It’s not hard for us to recognize the deeper meaning in the parable. God has entrusted us with Jesus Christ. He gives us His Word; His Body and Blood… It’s great that we are here – that we recognize our need to receive these gracious gifts. But that’s not enough… It’s not enough for us to simply receive them. We’re expected in this time we have on this earth to somehow invest them, to make them increase the already vast expanse of the Kingdom of God right here in our little patch of it.
Pope Francis said something very early after being elected Pope that makes me think he’s a big fan of this Gospel passage. Particularly since he said it in a few different homilies, interviews and in writings: I prefer a Church which is bruised, hurting and dirty because it has been out on the streets, rather than a Church which is unhealthy from being confined and from clinging to its own security… If something should rightly disturb us and trouble our consciences, it is the fact that so many of our brothers and sisters are living without the strength, light and consolation born of friendship with Jesus Christ, without a community of faith to support them, without meaning and a goal in life. (Evangelii Gaudium 49)
What the Pope, and Jesus is trying to say is that too often, we get stuck saying “I can’t” – even as a collective body as “the Church” – but that happens when individuals, you and I, give into that pessimism:
I can’t even tell my family or friends that I go to Mass let alone pray with them or invite them to come with me…
I can’t go on a mission trip, or work at a soup kitchen – it costs too much, I have too much to do…
I can’t go to confession, it’s been too long, I’m afraid the priest is going to yell at me.
I can’t visit that person in the hospital, in that nursing home, I’m too scared
I can’t help that homeless person, what can I do, I’m just one person
I can’t take chastity seriously, my boyfriend won’t want to stay with me/my girlfriend will think I’m not interested in her…
I can’t be bothered with pro-life, pro-family issues – that might lead to a fight or a disagreement and I can’t deal with it…
As brother’s and sisters, we’re meant to support one another in these challenging things. To point out examples of people who said “I can”;
To be living examples of people striving to say “I can” –
I can live selflessly.
I can live lovingly.
I can center my life on Christ.
I can reject the glamourous, the false lies and empty promises of this world.
I can live chastely.
I can do all of these things – and countless others – if I can truly believe that God has created us, saved us and sanctified us for Him. That He has given us the capacity, the ability the “talents” to be saints.

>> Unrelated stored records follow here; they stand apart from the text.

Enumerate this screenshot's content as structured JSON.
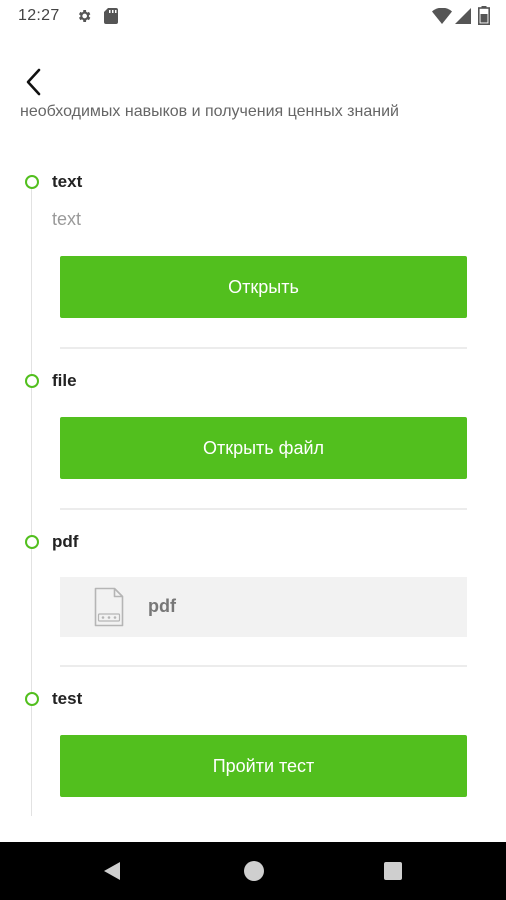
{
  "status_bar": {
    "time": "12:27",
    "icons": [
      "gear-icon",
      "sd-card-icon",
      "wifi-icon",
      "signal-icon",
      "battery-icon"
    ]
  },
  "header": {
    "back_icon": "chevron-left-icon"
  },
  "intro": {
    "text": "необходимых навыков и получения ценных знаний"
  },
  "items": [
    {
      "type": "text",
      "title": "text",
      "description": "text",
      "button_label": "Открыть"
    },
    {
      "type": "file",
      "title": "file",
      "button_label": "Открыть файл"
    },
    {
      "type": "pdf",
      "title": "pdf",
      "file_label": "pdf",
      "icon": "document-icon"
    },
    {
      "type": "test",
      "title": "test",
      "button_label": "Пройти тест"
    }
  ],
  "colors": {
    "accent": "#52bf1e",
    "divider": "#ececec",
    "card_bg": "#f2f2f2"
  },
  "nav_bar": {
    "icons": [
      "nav-back-icon",
      "nav-home-icon",
      "nav-recents-icon"
    ]
  }
}
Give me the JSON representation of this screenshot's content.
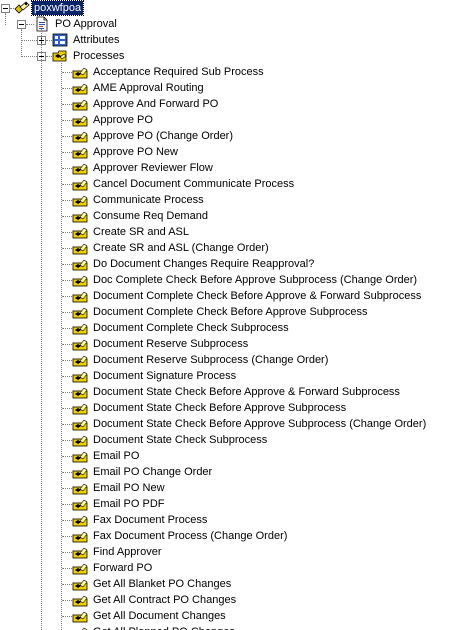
{
  "tree": {
    "root": {
      "label": "poxwfpoa",
      "icon": "workflow-item-type-icon",
      "selected": true
    },
    "item_type": {
      "label": "PO Approval",
      "icon": "item-type-document-icon"
    },
    "attributes": {
      "label": "Attributes",
      "icon": "attributes-icon",
      "expanded": false
    },
    "processes": {
      "label": "Processes",
      "icon": "processes-folder-icon",
      "expanded": true,
      "items": [
        "Acceptance Required Sub Process",
        "AME Approval Routing",
        "Approve And Forward PO",
        "Approve PO",
        "Approve PO (Change Order)",
        "Approve PO New",
        "Approver Reviewer Flow",
        "Cancel Document Communicate Process",
        "Communicate Process",
        "Consume Req Demand",
        "Create SR and ASL",
        "Create SR and ASL (Change Order)",
        "Do Document Changes Require Reapproval?",
        "Doc Complete Check Before Approve Subprocess (Change Order)",
        "Document Complete Check Before Approve & Forward Subprocess",
        "Document Complete Check Before Approve Subprocess",
        "Document Complete Check Subprocess",
        "Document Reserve Subprocess",
        "Document Reserve Subprocess (Change Order)",
        "Document Signature Process",
        "Document State Check Before Approve & Forward Subprocess",
        "Document State Check Before Approve Subprocess",
        "Document State Check Before Approve Subprocess (Change Order)",
        "Document State Check Subprocess",
        "Email PO",
        "Email PO Change Order",
        "Email PO New",
        "Email PO PDF",
        "Fax Document Process",
        "Fax Document Process (Change Order)",
        "Find Approver",
        "Forward PO",
        "Get All Blanket PO Changes",
        "Get All Contract PO Changes",
        "Get All Document Changes",
        "Get All Planned PO Changes"
      ]
    },
    "colors": {
      "selection_bg": "#0a246a",
      "selection_fg": "#ffffff",
      "tree_line": "#808080",
      "process_icon": "#f0d000"
    }
  }
}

Not plastic statues on the wall – but real, holy people reflecting his presence in our day and age here and now.
That seems out of reach to us. Our humanity kicks in and all those old bad habits re-emerge making us pause and utter I can’t. Jesus Christ pleads with us though – just try…